Task objective: Please write out every record below exactly as it stands.

(Interface dataset entries)
= = = =

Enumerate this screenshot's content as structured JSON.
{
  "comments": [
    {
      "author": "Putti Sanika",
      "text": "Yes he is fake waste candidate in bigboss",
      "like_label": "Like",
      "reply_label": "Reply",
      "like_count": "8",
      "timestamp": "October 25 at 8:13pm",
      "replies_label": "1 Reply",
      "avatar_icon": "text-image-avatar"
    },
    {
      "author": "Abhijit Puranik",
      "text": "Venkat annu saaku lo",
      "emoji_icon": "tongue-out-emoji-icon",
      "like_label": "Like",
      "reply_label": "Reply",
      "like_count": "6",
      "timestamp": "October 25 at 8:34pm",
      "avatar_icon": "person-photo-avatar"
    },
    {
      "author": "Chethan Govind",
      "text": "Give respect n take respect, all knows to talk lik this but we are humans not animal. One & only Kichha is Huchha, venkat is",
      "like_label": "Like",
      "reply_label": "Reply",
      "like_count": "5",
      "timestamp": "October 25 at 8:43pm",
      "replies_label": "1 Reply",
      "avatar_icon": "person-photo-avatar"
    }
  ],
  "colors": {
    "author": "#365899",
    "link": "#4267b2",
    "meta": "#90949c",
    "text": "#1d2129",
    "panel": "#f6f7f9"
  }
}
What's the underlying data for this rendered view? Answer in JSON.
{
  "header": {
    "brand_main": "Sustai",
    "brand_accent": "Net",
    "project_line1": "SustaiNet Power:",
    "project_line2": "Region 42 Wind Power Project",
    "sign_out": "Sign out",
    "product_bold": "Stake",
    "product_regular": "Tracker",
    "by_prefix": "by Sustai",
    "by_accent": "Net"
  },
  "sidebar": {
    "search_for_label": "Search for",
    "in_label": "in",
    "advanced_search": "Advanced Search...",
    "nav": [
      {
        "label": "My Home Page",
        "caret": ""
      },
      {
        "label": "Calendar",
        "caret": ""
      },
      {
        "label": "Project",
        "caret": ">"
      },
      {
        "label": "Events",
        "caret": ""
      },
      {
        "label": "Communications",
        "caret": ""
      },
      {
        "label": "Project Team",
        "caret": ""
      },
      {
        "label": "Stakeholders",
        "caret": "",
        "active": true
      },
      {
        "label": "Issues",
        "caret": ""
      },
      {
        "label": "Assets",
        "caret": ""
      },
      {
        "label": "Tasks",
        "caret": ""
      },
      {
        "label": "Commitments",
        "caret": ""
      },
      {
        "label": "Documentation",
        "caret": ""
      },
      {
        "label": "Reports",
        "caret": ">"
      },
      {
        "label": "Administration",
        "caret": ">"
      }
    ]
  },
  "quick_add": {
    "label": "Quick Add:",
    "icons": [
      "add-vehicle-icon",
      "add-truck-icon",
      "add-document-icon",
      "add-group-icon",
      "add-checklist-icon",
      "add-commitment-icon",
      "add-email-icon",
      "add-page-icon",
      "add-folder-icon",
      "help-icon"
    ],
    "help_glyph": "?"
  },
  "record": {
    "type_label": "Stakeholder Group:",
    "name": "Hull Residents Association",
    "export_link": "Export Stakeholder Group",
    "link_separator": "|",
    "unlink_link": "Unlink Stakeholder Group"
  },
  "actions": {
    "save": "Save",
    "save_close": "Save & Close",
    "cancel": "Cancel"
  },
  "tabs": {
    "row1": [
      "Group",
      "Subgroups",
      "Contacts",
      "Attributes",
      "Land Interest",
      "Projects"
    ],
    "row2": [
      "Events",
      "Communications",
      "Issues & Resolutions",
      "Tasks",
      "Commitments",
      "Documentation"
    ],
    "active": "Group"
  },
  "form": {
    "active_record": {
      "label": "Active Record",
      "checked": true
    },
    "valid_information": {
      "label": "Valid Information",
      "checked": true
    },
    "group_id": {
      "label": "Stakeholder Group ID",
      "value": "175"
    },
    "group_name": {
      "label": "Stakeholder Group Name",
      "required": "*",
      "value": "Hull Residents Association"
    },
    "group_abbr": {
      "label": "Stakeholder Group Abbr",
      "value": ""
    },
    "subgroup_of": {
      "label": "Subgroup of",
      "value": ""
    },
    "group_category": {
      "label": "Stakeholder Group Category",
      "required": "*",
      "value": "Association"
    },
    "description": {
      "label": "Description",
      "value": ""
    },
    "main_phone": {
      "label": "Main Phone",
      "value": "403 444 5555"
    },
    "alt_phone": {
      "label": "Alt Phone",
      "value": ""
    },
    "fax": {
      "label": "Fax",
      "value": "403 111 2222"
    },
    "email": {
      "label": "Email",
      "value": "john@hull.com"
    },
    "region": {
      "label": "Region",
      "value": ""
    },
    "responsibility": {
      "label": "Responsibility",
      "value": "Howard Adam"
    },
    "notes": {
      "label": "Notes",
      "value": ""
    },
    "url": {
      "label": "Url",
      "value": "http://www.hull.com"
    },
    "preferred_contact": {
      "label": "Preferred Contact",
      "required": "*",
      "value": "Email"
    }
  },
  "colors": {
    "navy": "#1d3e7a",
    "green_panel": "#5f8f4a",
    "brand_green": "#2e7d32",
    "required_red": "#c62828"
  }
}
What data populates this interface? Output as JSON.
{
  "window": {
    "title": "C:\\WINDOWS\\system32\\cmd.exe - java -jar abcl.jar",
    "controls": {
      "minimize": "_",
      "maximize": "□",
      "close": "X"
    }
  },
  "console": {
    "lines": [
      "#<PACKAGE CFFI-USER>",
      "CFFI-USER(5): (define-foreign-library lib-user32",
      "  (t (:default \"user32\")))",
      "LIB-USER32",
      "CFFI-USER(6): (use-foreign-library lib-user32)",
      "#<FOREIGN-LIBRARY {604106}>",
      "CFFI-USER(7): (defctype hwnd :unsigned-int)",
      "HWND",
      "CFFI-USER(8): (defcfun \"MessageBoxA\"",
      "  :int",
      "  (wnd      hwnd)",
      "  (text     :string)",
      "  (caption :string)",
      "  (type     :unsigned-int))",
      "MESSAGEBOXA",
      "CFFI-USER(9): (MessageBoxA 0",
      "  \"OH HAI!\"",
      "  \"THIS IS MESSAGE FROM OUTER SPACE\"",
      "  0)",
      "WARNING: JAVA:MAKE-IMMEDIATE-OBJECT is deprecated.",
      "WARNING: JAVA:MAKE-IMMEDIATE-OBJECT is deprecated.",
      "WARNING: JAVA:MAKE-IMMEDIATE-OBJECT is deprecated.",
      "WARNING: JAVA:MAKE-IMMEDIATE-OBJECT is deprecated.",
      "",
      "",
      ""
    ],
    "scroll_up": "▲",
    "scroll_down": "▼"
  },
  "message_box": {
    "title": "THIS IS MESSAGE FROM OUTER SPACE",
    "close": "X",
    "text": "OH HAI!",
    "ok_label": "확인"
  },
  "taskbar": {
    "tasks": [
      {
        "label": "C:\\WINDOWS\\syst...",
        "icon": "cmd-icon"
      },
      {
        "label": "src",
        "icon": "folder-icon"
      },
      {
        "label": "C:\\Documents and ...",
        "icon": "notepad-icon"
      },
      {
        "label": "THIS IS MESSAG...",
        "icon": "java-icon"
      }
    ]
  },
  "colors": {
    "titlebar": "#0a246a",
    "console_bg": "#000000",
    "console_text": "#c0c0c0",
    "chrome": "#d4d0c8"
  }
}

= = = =

Response area:
Enumerate this screenshot's content as structured JSON.
{
  "comments": [
    {
      "author": "Putti Sanika",
      "text": "Yes he is fake waste candidate in bigboss",
      "like_label": "Like",
      "reply_label": "Reply",
      "like_count": "8",
      "timestamp": "October 25 at 8:13pm",
      "replies_label": "1 Reply",
      "avatar_icon": "text-image-avatar"
    },
    {
      "author": "Abhijit Puranik",
      "text": "Venkat annu saaku lo",
      "emoji_icon": "tongue-out-emoji-icon",
      "like_label": "Like",
      "reply_label": "Reply",
      "like_count": "6",
      "timestamp": "October 25 at 8:34pm",
      "avatar_icon": "person-photo-avatar"
    },
    {
      "author": "Chethan Govind",
      "text": "Give respect n take respect, all knows to talk lik this but we are humans not animal. One & only Kichha is Huchha, venkat is",
      "like_label": "Like",
      "reply_label": "Reply",
      "like_count": "5",
      "timestamp": "October 25 at 8:43pm",
      "replies_label": "1 Reply",
      "avatar_icon": "person-photo-avatar"
    }
  ],
  "colors": {
    "author": "#365899",
    "link": "#4267b2",
    "meta": "#90949c",
    "text": "#1d2129",
    "panel": "#f6f7f9"
  }
}
What's the underlying data for this rendered view? Answer in JSON.
{
  "header": {
    "brand_main": "Sustai",
    "brand_accent": "Net",
    "project_line1": "SustaiNet Power:",
    "project_line2": "Region 42 Wind Power Project",
    "sign_out": "Sign out",
    "product_bold": "Stake",
    "product_regular": "Tracker",
    "by_prefix": "by Sustai",
    "by_accent": "Net"
  },
  "sidebar": {
    "search_for_label": "Search for",
    "in_label": "in",
    "advanced_search": "Advanced Search...",
    "nav": [
      {
        "label": "My Home Page",
        "caret": ""
      },
      {
        "label": "Calendar",
        "caret": ""
      },
      {
        "label": "Project",
        "caret": ">"
      },
      {
        "label": "Events",
        "caret": ""
      },
      {
        "label": "Communications",
        "caret": ""
      },
      {
        "label": "Project Team",
        "caret": ""
      },
      {
        "label": "Stakeholders",
        "caret": "",
        "active": true
      },
      {
        "label": "Issues",
        "caret": ""
      },
      {
        "label": "Assets",
        "caret": ""
      },
      {
        "label": "Tasks",
        "caret": ""
      },
      {
        "label": "Commitments",
        "caret": ""
      },
      {
        "label": "Documentation",
        "caret": ""
      },
      {
        "label": "Reports",
        "caret": ">"
      },
      {
        "label": "Administration",
        "caret": ">"
      }
    ]
  },
  "quick_add": {
    "label": "Quick Add:",
    "icons": [
      "add-vehicle-icon",
      "add-truck-icon",
      "add-document-icon",
      "add-group-icon",
      "add-checklist-icon",
      "add-commitment-icon",
      "add-email-icon",
      "add-page-icon",
      "add-folder-icon",
      "help-icon"
    ],
    "help_glyph": "?"
  },
  "record": {
    "type_label": "Stakeholder Group:",
    "name": "Hull Residents Association",
    "export_link": "Export Stakeholder Group",
    "link_separator": "|",
    "unlink_link": "Unlink Stakeholder Group"
  },
  "actions": {
    "save": "Save",
    "save_close": "Save & Close",
    "cancel": "Cancel"
  },
  "tabs": {
    "row1": [
      "Group",
      "Subgroups",
      "Contacts",
      "Attributes",
      "Land Interest",
      "Projects"
    ],
    "row2": [
      "Events",
      "Communications",
      "Issues & Resolutions",
      "Tasks",
      "Commitments",
      "Documentation"
    ],
    "active": "Group"
  },
  "form": {
    "active_record": {
      "label": "Active Record",
      "checked": true
    },
    "valid_information": {
      "label": "Valid Information",
      "checked": true
    },
    "group_id": {
      "label": "Stakeholder Group ID",
      "value": "175"
    },
    "group_name": {
      "label": "Stakeholder Group Name",
      "required": "*",
      "value": "Hull Residents Association"
    },
    "group_abbr": {
      "label": "Stakeholder Group Abbr",
      "value": ""
    },
    "subgroup_of": {
      "label": "Subgroup of",
      "value": ""
    },
    "group_category": {
      "label": "Stakeholder Group Category",
      "required": "*",
      "value": "Association"
    },
    "description": {
      "label": "Description",
      "value": ""
    },
    "main_phone": {
      "label": "Main Phone",
      "value": "403 444 5555"
    },
    "alt_phone": {
      "label": "Alt Phone",
      "value": ""
    },
    "fax": {
      "label": "Fax",
      "value": "403 111 2222"
    },
    "email": {
      "label": "Email",
      "value": "john@hull.com"
    },
    "region": {
      "label": "Region",
      "value": ""
    },
    "responsibility": {
      "label": "Responsibility",
      "value": "Howard Adam"
    },
    "notes": {
      "label": "Notes",
      "value": ""
    },
    "url": {
      "label": "Url",
      "value": "http://www.hull.com"
    },
    "preferred_contact": {
      "label": "Preferred Contact",
      "required": "*",
      "value": "Email"
    }
  },
  "colors": {
    "navy": "#1d3e7a",
    "green_panel": "#5f8f4a",
    "brand_green": "#2e7d32",
    "required_red": "#c62828"
  }
}
What data populates this interface? Output as JSON.
{
  "window": {
    "title": "C:\\WINDOWS\\system32\\cmd.exe - java -jar abcl.jar",
    "controls": {
      "minimize": "_",
      "maximize": "□",
      "close": "X"
    }
  },
  "console": {
    "lines": [
      "#<PACKAGE CFFI-USER>",
      "CFFI-USER(5): (define-foreign-library lib-user32",
      "  (t (:default \"user32\")))",
      "LIB-USER32",
      "CFFI-USER(6): (use-foreign-library lib-user32)",
      "#<FOREIGN-LIBRARY {604106}>",
      "CFFI-USER(7): (defctype hwnd :unsigned-int)",
      "HWND",
      "CFFI-USER(8): (defcfun \"MessageBoxA\"",
      "  :int",
      "  (wnd      hwnd)",
      "  (text     :string)",
      "  (caption :string)",
      "  (type     :unsigned-int))",
      "MESSAGEBOXA",
      "CFFI-USER(9): (MessageBoxA 0",
      "  \"OH HAI!\"",
      "  \"THIS IS MESSAGE FROM OUTER SPACE\"",
      "  0)",
      "WARNING: JAVA:MAKE-IMMEDIATE-OBJECT is deprecated.",
      "WARNING: JAVA:MAKE-IMMEDIATE-OBJECT is deprecated.",
      "WARNING: JAVA:MAKE-IMMEDIATE-OBJECT is deprecated.",
      "WARNING: JAVA:MAKE-IMMEDIATE-OBJECT is deprecated.",
      "",
      "",
      ""
    ],
    "scroll_up": "▲",
    "scroll_down": "▼"
  },
  "message_box": {
    "title": "THIS IS MESSAGE FROM OUTER SPACE",
    "close": "X",
    "text": "OH HAI!",
    "ok_label": "확인"
  },
  "taskbar": {
    "tasks": [
      {
        "label": "C:\\WINDOWS\\syst...",
        "icon": "cmd-icon"
      },
      {
        "label": "src",
        "icon": "folder-icon"
      },
      {
        "label": "C:\\Documents and ...",
        "icon": "notepad-icon"
      },
      {
        "label": "THIS IS MESSAG...",
        "icon": "java-icon"
      }
    ]
  },
  "colors": {
    "titlebar": "#0a246a",
    "console_bg": "#000000",
    "console_text": "#c0c0c0",
    "chrome": "#d4d0c8"
  }
}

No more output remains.